[Records from a collection]
▬▬▬▬▬▬

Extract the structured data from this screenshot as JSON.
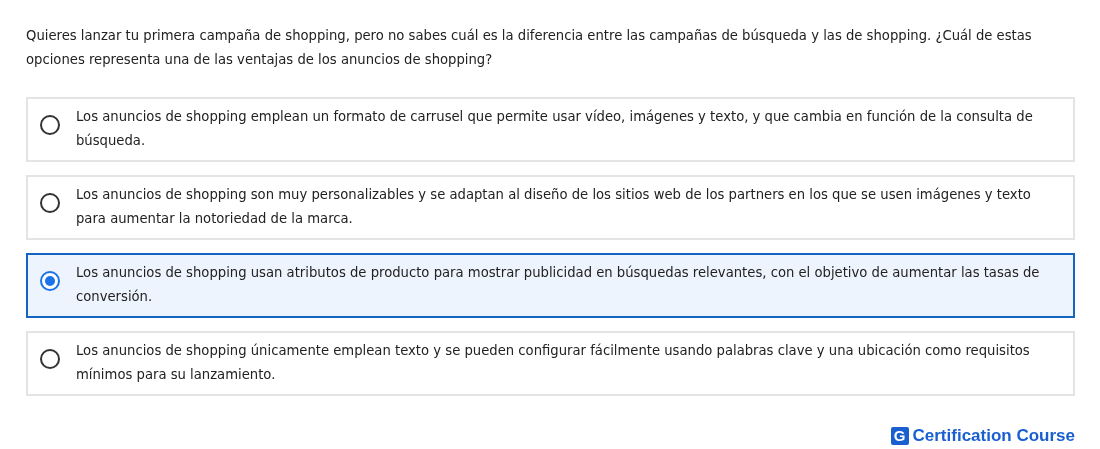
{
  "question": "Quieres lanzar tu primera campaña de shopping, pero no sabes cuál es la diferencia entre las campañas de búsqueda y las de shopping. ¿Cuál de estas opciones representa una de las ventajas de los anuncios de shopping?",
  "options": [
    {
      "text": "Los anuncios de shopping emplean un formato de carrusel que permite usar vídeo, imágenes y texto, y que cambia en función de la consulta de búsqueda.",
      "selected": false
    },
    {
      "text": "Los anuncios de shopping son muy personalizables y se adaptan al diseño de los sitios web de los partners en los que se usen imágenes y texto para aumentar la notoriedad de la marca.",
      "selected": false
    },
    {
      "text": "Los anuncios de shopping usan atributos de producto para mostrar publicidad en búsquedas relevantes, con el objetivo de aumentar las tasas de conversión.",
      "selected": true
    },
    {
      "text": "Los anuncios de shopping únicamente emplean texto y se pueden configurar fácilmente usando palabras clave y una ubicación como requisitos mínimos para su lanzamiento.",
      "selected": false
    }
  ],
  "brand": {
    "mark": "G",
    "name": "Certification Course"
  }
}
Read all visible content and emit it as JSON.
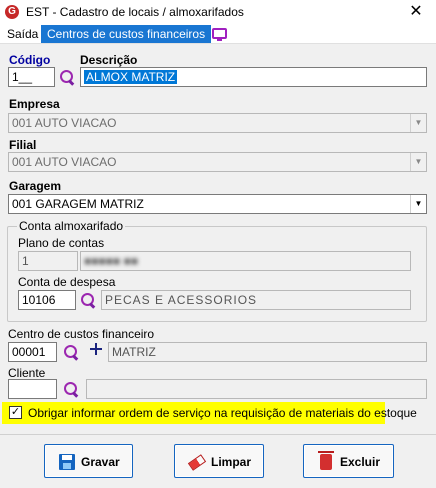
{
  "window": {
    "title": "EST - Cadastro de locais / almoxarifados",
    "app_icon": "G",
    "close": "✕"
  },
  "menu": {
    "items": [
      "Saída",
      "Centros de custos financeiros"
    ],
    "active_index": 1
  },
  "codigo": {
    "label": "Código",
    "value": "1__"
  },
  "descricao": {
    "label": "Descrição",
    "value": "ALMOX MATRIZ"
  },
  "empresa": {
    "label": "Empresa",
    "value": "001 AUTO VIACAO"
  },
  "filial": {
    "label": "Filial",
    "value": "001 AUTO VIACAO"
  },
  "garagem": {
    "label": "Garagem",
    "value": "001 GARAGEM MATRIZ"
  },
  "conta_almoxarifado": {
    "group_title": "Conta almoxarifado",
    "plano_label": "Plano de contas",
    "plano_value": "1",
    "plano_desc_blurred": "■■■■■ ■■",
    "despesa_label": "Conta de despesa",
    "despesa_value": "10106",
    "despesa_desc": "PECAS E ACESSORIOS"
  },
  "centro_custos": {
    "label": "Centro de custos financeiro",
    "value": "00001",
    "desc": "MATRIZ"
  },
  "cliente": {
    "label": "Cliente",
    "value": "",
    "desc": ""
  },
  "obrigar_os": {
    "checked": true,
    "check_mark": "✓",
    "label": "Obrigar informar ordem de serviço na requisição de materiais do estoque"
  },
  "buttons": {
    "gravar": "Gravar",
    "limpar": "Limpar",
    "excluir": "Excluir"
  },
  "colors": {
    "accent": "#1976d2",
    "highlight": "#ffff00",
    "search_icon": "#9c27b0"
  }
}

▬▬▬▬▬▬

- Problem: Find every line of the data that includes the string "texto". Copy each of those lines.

- Task solution:
      "text": "Los anuncios de shopping emplean un formato de carrusel que permite usar vídeo, imágenes y texto, y que cambia en función de la consulta de búsqueda.",
      "text": "Los anuncios de shopping son muy personalizables y se adaptan al diseño de los sitios web de los partners en los que se usen imágenes y texto para aumentar la notoriedad de la marca.",
      "text": "Los anuncios de shopping únicamente emplean texto y se pueden configurar fácilmente usando palabras clave y una ubicación como requisitos mínimos para su lanzamiento.",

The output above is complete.